A pair of heat waves in France have been linked to the deaths of 1,435 people this summer by the country’s health ministry.
Two bouts of record-setting heat hit France and other parts of Europe from June 24 to July 7, and July 21 to July 27. The French Health Ministry said in a news release that the death rate during the two heat waves was 9.1% percent higher than usual.
France and much of Europe saw record-breaking temperatures this summer. France recorded its highest-ever recorded temperature – 45.9 degrees Celsius (114.6 Fahrenheit) – on June 28 in the southern town of Gallargues-le-Montueux, according to the French national weather service.
Experts worry heat waves such like these, driven by rising temperatures caused by greenhouse gas emissions, could become the new normal for Europe.
Much of the continent isn’t built to cope with extreme heat. Fewer than 5% of all European households are air-conditioned, according to a 2017 report, and public transport can grind to a halt in intense heat.
Elderly populations are particularly vulnerable. The French Health Ministry said 974 of the people whose deaths were linked to the summer heat were older than 75. Ten people died while working, the ministry said – eight during the first wave and two in the second. The majority had been working outdoors.
France has seen deadly heatwaves before.
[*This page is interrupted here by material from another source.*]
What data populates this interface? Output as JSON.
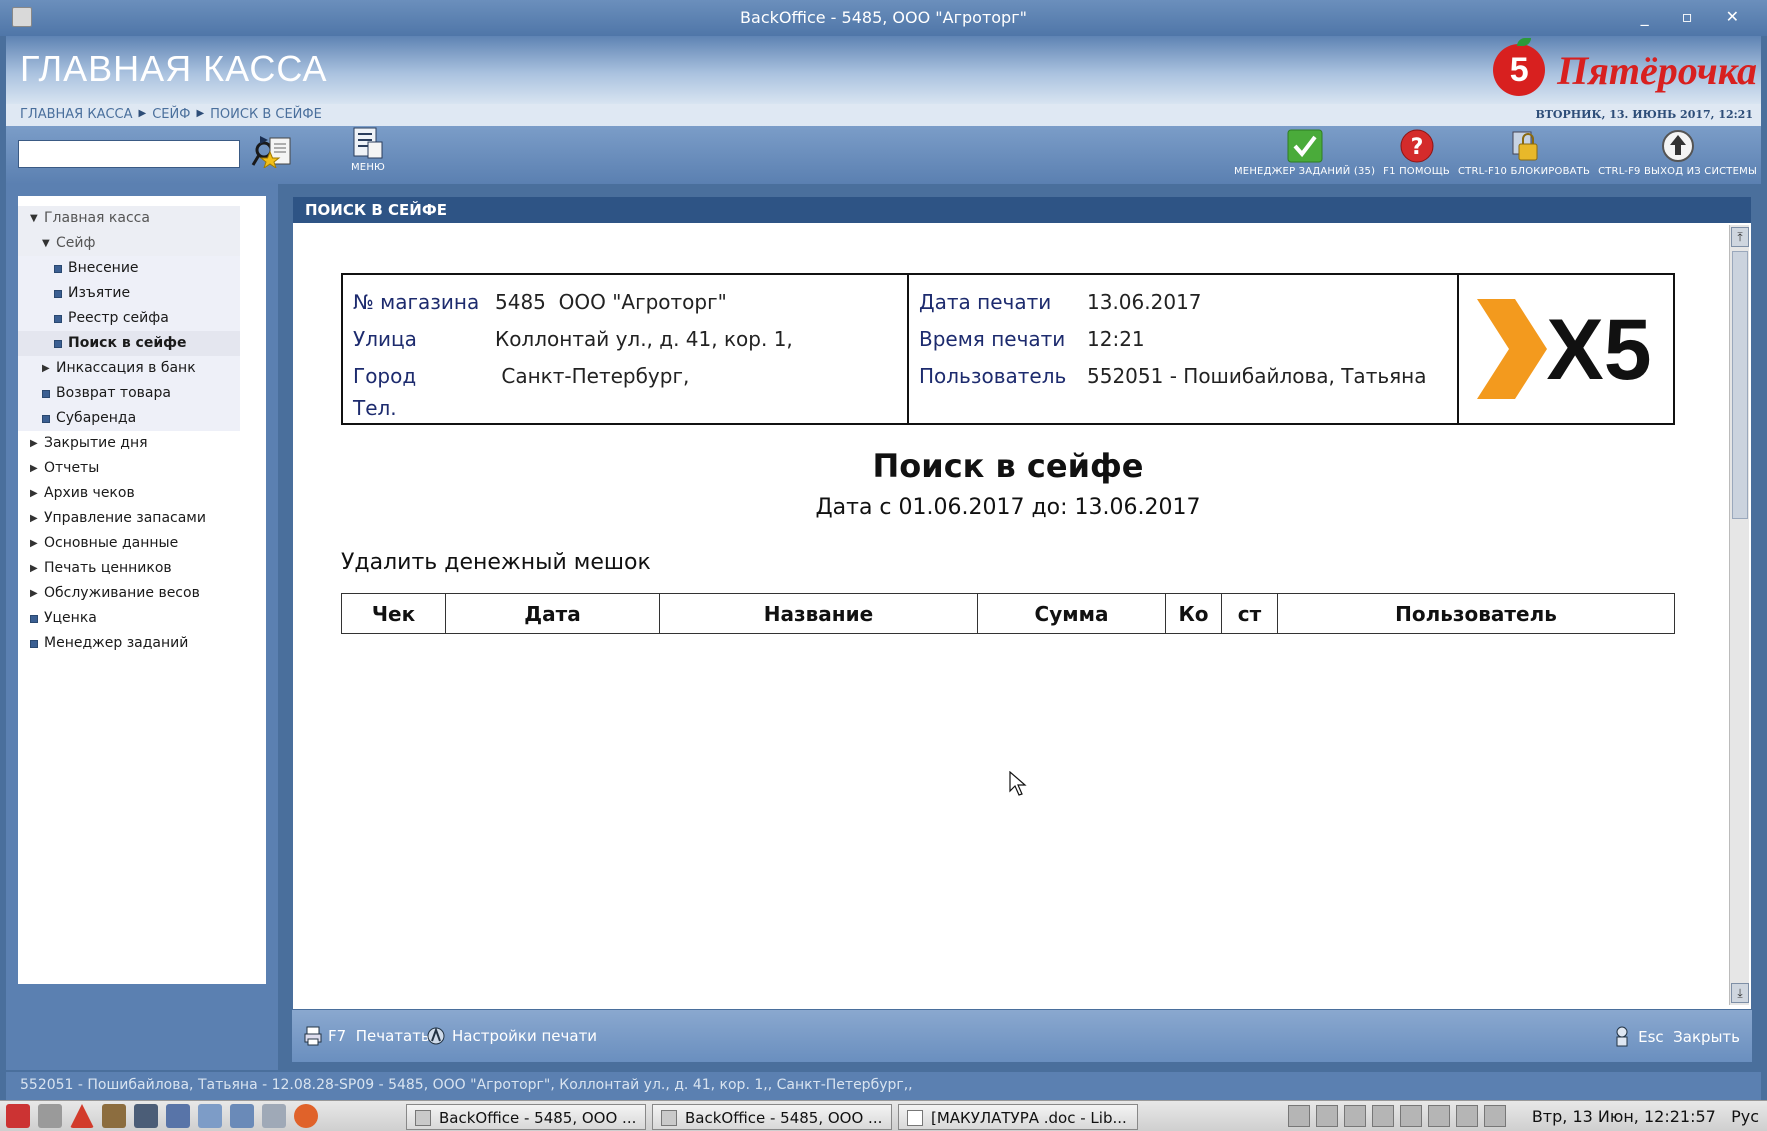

Similar episodes during the summers of 2015 and 2018 saw the death rates rise by 10.1% and 15%, respectively, the ministry said.
CNN’s Julie Zaugg contributed to this report